Well, oopsy. 2-1/4 + 1/8 = 2-3/8”. This is a perfect illustration why using metric can help to avoid these kind of errors adding and subtracting fractions. Here in America, mention metric and it terrorizes people. The big box stores don’t even carry metric tape measures anymore.
Towards the end, it appears there was a shoulder on a rail that was off, and Paul moved it maybe a 32nd”. Nice to see that correction, as I have done that more times than I care to admit. Presumably the shoulder on the other rail was also moved to keep it all square. I really appreciate you showing that.
Thanks Paul. My favorite tool for getting the severed bits out of a mortise is my bird cage awl. I find lots of uses for it. Also good for picking any debris out of where two edges of wood meet such as in the tenon corner or bottom of dovetails.
Thanks a lot.
Aren’t you going to incorporate staggered shoulders somewhere. It would be very helpful to get that knowledge.
He covered them in past videos.

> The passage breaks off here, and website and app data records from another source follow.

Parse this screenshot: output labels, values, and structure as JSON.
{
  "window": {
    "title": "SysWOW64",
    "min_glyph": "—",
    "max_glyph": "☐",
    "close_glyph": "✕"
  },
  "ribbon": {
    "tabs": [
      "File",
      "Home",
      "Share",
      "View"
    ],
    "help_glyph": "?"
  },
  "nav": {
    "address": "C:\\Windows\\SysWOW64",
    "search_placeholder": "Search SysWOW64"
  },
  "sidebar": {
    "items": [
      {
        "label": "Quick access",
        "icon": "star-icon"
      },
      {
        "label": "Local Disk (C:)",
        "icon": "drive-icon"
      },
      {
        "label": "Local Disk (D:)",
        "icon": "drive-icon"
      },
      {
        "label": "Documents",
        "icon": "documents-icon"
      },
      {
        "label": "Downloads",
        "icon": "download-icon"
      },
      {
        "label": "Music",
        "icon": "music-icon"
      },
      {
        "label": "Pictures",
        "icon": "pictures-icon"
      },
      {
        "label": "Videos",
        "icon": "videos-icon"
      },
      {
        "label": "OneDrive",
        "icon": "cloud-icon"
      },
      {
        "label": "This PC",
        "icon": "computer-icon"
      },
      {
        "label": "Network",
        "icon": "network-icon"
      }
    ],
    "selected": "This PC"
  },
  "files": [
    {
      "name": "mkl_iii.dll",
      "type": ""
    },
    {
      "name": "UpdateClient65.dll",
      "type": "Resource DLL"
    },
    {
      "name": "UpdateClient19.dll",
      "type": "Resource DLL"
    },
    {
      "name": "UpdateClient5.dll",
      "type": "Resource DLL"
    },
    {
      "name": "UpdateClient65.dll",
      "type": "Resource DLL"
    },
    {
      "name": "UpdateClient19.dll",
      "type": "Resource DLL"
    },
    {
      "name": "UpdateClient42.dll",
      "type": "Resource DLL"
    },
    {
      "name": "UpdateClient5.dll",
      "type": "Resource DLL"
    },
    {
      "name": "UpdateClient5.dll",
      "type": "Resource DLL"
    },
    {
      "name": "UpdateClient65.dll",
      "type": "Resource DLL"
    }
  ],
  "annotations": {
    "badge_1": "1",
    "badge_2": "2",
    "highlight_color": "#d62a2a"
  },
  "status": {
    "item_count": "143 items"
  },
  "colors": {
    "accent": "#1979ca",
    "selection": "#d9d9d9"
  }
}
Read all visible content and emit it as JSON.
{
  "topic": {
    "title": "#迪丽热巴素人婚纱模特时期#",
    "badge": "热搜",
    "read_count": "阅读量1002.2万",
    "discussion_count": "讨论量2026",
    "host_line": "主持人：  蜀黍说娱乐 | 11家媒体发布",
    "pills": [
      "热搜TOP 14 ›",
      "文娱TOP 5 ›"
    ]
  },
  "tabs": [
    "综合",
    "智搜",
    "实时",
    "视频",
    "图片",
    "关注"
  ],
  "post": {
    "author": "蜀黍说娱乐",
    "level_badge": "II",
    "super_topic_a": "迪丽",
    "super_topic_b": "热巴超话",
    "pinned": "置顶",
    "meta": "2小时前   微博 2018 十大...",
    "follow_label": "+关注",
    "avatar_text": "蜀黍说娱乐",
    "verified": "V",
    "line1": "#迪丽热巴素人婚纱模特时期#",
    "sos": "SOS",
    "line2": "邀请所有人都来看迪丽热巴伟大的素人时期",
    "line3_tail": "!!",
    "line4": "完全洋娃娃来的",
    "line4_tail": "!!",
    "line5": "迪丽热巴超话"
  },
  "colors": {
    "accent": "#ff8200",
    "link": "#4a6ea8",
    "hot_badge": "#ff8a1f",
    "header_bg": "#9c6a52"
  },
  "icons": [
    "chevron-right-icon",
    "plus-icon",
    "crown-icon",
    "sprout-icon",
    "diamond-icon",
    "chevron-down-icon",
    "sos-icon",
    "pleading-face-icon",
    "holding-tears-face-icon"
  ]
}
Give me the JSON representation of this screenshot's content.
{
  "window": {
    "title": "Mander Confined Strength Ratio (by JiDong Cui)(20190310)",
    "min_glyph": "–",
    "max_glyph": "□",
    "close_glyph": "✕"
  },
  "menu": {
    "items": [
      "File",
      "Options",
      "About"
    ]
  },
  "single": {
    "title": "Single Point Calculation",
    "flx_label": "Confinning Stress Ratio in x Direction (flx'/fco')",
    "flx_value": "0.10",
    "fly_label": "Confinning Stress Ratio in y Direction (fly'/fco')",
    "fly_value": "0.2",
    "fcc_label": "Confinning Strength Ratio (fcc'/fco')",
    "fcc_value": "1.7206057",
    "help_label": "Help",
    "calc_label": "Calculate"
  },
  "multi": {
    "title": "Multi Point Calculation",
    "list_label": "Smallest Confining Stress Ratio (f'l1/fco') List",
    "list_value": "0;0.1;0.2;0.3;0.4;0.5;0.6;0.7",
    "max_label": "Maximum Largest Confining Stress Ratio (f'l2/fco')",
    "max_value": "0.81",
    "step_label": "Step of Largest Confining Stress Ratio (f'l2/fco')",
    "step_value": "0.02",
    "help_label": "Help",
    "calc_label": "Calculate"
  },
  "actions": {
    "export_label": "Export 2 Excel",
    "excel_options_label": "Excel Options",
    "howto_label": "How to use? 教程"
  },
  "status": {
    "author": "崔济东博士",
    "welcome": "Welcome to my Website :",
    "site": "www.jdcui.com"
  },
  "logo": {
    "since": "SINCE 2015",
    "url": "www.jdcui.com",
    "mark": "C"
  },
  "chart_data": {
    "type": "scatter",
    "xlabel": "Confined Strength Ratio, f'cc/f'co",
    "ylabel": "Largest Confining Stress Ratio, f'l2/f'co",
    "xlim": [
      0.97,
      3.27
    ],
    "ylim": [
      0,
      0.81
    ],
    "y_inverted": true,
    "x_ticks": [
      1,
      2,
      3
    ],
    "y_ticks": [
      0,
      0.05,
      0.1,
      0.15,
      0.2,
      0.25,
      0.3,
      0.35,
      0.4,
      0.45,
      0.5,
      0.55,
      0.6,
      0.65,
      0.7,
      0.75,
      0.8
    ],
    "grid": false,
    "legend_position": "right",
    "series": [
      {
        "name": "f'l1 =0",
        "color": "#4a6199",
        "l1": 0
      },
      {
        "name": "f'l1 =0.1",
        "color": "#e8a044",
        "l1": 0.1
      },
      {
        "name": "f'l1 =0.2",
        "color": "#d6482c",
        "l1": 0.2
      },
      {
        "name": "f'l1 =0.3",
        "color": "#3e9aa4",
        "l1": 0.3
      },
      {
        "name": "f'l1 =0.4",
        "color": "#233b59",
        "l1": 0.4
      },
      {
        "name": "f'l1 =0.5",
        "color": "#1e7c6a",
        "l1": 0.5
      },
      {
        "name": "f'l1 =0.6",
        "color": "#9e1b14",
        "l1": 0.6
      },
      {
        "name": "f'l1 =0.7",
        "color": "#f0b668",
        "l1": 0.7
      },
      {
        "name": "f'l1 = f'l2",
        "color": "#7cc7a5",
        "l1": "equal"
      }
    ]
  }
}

Dont remember the project but he made it real clear how to do it.